Throughout the next few months, I reassigned tasks I had given Anne because I knew she had a lot going on in her life.

Did I tell her why I reassigned those tasks? Did I even tell her that I had reassigned the tasks?  The answer is no.   

Not realizing it at the time, I did not want to get into that conversation with her about the abuse she was experiencing.  Why, you might ask?  Because I did not know how to have a conversation about abuse, so I avoided having it. 

In my life experience, I have found that people (I am at the top of that list) avoid things they fear, and not knowing can bring fear that creates avoidance.

Here is my friend, confiding in me, trusting me to give her emotional support, and I was running from it. This begs the question, how does one emotionally support someone being abused and someone who has been abused? 

I have learned over the past two years as board president of Steps to HOPE that we all have people in our lives who are and have been abused.  How do we as a community want to address supporting these people?  How can we, as individuals, support our friends who have been or are being abused? 

Below is the other side of the misguided conversation, and potential solutions on supporting those we love.

Anne: Why I picked Kent to open up to, I honestly don’t know.

Maybe it was just in the moment. Maybe I was bursting with despair and he was just in the right place at the time. Or maybe on some level, because of working with him on different projects, I was aware of his take charge attitude and I was subconsciously screaming for help.

Maybe all of the above.

When you are in the middle of the hell we live in as we are being abused, our minds go into survivor mode. We may think we are being rational, we may think we are continuing our productive lives or hiding the effects of our situation, but the reality is we are not. 

In most situations, it affects our relationships with others, our productivity at work and our own reality/self esteem.
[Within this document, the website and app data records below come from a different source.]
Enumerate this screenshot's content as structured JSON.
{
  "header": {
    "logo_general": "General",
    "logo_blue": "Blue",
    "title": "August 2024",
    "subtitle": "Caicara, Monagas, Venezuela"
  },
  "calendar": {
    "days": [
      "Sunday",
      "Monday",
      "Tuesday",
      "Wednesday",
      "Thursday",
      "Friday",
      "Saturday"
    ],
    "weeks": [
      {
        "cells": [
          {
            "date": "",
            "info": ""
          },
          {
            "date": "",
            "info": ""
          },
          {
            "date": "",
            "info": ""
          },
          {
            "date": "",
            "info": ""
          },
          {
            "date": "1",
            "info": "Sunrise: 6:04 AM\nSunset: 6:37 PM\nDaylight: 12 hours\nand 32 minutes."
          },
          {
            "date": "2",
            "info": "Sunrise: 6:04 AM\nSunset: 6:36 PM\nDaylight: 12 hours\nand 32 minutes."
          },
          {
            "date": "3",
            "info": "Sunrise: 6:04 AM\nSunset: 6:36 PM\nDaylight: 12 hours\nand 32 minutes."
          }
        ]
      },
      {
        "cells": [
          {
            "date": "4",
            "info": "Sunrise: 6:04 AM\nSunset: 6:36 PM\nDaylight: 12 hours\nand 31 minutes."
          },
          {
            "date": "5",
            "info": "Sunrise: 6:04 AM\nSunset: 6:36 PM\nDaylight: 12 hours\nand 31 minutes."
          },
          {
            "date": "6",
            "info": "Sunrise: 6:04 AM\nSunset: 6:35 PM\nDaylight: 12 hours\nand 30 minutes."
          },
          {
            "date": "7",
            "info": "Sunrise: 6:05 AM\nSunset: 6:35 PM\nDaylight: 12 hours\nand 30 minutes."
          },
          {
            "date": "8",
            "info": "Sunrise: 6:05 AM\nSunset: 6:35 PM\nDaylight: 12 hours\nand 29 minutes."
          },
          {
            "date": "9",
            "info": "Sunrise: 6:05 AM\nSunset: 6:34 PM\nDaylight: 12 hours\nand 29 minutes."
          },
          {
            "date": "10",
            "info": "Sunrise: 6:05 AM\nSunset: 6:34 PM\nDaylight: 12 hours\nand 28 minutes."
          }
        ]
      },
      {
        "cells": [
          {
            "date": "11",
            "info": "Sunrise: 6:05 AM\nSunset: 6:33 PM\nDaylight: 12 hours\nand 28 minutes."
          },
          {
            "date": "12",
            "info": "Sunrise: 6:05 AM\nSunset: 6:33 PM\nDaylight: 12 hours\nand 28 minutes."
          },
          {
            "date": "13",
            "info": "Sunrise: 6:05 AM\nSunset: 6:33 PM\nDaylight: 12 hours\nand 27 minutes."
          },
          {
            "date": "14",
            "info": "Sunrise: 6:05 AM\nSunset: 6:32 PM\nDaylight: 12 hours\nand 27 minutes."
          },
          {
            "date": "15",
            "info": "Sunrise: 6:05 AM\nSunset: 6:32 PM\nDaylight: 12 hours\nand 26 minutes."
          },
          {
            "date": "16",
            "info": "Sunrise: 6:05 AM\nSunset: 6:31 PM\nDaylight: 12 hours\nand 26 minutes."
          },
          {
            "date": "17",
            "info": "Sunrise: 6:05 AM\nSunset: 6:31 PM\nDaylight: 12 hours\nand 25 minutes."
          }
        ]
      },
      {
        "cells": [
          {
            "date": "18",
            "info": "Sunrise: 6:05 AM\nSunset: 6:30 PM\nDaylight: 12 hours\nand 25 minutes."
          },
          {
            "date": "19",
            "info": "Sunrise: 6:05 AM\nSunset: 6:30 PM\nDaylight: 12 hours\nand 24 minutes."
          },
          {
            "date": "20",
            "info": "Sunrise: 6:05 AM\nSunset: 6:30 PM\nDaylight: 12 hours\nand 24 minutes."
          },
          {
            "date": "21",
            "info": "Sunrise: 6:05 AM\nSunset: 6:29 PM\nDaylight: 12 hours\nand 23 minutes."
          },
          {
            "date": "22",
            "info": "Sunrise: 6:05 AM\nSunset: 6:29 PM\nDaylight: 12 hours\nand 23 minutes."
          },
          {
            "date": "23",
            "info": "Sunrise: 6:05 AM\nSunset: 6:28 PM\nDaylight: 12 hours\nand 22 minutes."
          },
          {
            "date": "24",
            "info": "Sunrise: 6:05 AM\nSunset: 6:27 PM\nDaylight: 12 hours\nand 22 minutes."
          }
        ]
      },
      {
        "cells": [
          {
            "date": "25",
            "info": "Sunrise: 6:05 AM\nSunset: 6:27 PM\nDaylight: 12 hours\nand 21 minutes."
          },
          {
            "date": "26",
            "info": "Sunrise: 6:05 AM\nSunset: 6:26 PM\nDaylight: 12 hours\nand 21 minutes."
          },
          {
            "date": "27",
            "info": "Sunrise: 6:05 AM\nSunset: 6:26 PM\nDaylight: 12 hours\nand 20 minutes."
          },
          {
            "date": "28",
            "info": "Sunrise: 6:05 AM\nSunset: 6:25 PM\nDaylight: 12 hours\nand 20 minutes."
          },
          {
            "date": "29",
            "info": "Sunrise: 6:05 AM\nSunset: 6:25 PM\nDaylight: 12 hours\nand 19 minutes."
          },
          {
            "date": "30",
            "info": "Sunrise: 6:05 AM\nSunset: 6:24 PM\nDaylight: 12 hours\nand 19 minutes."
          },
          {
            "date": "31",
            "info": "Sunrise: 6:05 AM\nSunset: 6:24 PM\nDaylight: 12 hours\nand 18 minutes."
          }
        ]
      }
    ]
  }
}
Some of us become so miserable or scared we try to reach out and ask others for help, or we stay silent and suffer and unfortunately, may end up dead.  Most are afraid to ask others for help, for a million different reasons.

Kent’s reaction is the most normal and real and to be honest, the ones we, as victims, are the most afraid of.  I was alienated and pushed further into isolation and hopelessness. Silently being relieved of my responsibilities just added to my doubt about myself and my feelings of hopelessness and isolation I was already feeling.

I had hoped for words of encouragement, someone with authority to help me find a solution, but what I got was the reaction you get from people who don’t know what to say and don’t want to get involved, much like when someone dies and you don’t know what to say or do.

It’s not a judgement about the person, it’s just a sense of uncomfortableness that people don’t like to feel, so they avoid.  It’s human nature.

Hopefully, this conversation will help someone help someone else.

I am safe now.  I am working on rebuilding my self-esteem and independence.  I still feel the effects of the trauma, but with daily work the good days are becoming more frequent than the bad.  Recovery from an abusive relationship is not a sprint, it’s a marathon, but it can be done with support, professional help and belief in yourself.

How do we support family and friends during their time of transition and healing? It all starts with caring and a conversation — an honest, heartfelt conversation.

It isn’t so much what you say, it is the emotional and empathic way you say your words.  If you don’t know what to say (like Kent), be sincere and say “I am not sure what to say or how to help you.  Can you tell me the best way to support you?”

This opens the door for an honest and caring conversation. 

Steps to HOPE will, in the near future, be offering a series of seminars on How to Support Victims of Abuse. Call the Steps to HOPE office (828-894-2340) for more information.

Kent Holden & Anne Moss